Known as pieing, getting one in the moosh can be hilarious and is a well-known form of protest. Alan Joyce the CEO of Qantas was recently pied, by Tony Overheu who was protesting against Joyce’s use of his position to promote gay marriage in Australia.
Joyce like most of those pied, wasn’t thrilled but rather than laughing it off and using it as an opportunity to further promote his cause, he instead responded by saying “I will have every intention of pressing charges”.
Joyce perhaps mistakenly believes he is following in the steps of a rather more famous Australian, Rupert Murdoch, whose ‘pier’, was convicted of assault and spent 3 weeks in prison. Unfortunately, the octogenarian Murdoch showed he has a thicker skin than the 51-year old aviation boss, when he refused to support the charges brought by the Crown Prosecution Service. Rather ironically, Murdoch was Joyce’s effective boss when Joyce joined Ansett Airlines in 1996. Ansett was a tough business but the canny Murdoch sold out in 2000 for $680m, the same year Joyce joined Qantas.
Normally, I’d ignore Joyce, but his outrage and lack of humour, were in stark contrast to a Facebook post on the same day, from one of my old mate’s from Australia.
He’d commented on how his son (one of my much neglected godchildren) had reacted to his nickname, Sizzler, something kids at school called him because of his lisp. Rather than moaning to his parent and teachers, or like Joyce feeling like a victim, he instead embraced the name, even getting it sewn onto the back of his football training jumper.
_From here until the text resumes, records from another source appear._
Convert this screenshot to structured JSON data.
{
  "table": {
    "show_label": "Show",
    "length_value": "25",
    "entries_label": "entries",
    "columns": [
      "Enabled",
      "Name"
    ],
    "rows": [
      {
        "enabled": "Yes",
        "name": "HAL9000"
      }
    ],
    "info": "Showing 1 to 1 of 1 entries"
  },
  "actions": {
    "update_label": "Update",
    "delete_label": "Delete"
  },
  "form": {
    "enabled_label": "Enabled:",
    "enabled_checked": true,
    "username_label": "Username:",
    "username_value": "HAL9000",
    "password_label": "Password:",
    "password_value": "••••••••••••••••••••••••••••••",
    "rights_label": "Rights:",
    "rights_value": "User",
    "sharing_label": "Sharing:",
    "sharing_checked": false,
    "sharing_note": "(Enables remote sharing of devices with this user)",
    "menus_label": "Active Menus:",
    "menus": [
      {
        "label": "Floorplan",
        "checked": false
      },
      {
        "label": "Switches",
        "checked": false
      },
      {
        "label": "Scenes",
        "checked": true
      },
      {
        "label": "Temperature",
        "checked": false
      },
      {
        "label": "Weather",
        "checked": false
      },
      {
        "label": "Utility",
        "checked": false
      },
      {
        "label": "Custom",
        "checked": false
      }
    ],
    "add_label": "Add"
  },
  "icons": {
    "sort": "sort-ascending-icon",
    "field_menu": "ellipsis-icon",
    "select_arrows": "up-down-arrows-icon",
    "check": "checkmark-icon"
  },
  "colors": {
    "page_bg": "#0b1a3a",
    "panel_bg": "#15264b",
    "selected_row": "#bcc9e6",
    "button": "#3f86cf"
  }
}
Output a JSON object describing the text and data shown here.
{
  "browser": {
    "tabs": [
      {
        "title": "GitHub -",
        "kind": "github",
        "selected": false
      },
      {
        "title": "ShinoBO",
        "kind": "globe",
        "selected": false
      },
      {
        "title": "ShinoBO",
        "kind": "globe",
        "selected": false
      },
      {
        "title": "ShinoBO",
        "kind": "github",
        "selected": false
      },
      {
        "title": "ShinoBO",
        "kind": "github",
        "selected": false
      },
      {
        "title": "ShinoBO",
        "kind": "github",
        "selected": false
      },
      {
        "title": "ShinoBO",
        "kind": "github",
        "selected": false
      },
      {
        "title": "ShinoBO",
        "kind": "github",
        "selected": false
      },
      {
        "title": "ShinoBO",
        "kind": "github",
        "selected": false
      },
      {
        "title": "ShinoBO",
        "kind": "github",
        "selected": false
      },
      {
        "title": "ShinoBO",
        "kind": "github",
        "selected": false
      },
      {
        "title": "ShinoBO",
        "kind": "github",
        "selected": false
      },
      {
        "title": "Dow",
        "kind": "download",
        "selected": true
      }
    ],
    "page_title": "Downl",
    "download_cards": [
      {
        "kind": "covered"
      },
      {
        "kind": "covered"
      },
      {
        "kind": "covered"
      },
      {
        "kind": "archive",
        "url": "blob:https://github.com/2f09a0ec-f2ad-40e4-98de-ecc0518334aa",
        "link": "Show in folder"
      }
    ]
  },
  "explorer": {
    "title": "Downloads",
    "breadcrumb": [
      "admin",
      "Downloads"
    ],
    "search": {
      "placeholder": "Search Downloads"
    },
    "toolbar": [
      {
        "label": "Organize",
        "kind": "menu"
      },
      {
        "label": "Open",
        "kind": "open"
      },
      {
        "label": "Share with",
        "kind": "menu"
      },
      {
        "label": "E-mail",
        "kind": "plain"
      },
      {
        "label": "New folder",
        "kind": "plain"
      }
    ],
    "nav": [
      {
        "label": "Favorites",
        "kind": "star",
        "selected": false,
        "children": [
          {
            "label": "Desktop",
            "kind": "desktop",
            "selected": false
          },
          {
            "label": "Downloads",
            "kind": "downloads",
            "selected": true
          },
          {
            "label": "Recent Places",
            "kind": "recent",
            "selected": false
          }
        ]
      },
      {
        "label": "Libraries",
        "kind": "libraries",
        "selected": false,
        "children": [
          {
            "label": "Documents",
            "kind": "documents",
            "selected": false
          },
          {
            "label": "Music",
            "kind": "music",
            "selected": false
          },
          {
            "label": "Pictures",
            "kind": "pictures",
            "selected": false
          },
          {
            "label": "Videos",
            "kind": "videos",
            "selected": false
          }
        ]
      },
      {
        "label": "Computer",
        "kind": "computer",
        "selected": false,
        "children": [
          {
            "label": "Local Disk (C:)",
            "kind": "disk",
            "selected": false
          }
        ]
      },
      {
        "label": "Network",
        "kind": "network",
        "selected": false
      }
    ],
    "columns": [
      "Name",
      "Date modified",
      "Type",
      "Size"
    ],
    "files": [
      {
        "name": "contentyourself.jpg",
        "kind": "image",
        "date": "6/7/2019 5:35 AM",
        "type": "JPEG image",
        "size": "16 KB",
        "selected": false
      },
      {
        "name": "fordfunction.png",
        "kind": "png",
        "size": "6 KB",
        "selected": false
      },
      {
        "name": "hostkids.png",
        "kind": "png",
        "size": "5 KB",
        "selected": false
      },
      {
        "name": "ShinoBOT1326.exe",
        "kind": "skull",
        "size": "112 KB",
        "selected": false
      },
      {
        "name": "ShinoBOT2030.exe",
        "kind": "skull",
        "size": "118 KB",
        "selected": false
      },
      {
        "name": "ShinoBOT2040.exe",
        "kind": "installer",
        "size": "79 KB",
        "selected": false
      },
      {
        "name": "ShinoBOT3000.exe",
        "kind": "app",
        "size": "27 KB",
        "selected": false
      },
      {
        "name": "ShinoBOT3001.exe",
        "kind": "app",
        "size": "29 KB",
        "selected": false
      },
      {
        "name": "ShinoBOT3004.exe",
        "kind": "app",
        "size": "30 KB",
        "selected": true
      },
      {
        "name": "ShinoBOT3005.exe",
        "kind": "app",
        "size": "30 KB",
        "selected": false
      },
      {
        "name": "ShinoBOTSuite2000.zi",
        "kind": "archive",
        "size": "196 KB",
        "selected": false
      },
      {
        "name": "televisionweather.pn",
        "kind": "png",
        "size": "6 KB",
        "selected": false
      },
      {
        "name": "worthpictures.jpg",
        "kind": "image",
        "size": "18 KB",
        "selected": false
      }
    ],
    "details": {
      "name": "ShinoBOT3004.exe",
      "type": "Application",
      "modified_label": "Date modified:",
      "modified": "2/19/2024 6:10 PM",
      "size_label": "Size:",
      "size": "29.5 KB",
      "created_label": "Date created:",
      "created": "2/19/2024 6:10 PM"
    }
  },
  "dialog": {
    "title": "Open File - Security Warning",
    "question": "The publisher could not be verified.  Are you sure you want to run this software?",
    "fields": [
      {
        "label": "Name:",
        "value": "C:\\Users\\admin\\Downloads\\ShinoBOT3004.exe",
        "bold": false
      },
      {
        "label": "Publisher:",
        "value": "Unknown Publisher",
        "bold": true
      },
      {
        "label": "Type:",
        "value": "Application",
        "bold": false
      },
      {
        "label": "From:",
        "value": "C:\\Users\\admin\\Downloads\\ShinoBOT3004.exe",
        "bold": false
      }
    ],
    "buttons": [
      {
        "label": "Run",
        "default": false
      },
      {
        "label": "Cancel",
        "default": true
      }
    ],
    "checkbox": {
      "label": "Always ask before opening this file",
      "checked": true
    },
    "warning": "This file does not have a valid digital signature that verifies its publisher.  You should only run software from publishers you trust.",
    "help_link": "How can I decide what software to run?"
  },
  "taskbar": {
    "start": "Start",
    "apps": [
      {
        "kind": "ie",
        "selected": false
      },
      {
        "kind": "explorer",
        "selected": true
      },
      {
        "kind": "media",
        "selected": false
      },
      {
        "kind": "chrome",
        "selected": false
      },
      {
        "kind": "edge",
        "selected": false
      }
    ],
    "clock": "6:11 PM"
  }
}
I may be a terrible godparent, but I know when I see greatness. Felix, your actions are an object lesson in character and leadership that shame the antics of Alan Joyce.